→ Items from an interface collection
-- -- --
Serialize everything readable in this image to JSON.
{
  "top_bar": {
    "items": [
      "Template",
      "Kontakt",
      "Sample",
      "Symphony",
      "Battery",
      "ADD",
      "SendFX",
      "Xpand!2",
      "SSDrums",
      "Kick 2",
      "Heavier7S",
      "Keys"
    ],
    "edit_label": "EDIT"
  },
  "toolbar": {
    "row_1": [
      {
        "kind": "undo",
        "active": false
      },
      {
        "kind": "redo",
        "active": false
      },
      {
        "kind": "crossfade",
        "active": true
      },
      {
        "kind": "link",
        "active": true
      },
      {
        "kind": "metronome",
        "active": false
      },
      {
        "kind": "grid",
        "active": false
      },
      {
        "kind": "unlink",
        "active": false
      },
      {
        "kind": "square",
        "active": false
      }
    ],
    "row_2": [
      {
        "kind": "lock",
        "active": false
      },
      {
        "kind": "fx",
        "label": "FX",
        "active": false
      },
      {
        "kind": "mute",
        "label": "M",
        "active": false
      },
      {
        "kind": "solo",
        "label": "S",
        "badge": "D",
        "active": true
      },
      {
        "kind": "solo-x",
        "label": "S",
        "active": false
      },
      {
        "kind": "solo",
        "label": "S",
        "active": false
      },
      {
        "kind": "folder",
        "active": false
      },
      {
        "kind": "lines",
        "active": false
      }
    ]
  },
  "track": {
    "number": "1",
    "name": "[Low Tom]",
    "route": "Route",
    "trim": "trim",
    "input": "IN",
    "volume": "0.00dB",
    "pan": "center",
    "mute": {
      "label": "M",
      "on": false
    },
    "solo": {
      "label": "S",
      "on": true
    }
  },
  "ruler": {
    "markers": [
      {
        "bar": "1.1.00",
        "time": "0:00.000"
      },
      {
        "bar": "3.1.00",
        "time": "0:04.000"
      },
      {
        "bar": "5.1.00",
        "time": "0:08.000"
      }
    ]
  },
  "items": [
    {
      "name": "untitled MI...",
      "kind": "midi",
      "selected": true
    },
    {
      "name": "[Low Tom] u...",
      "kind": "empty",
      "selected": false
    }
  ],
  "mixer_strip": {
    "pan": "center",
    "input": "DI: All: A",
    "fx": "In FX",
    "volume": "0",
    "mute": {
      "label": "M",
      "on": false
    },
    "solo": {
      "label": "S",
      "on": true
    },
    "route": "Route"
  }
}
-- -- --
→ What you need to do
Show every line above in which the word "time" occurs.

→ Finished task
        "time": "0:00.000"
        "time": "0:04.000"
        "time": "0:08.000"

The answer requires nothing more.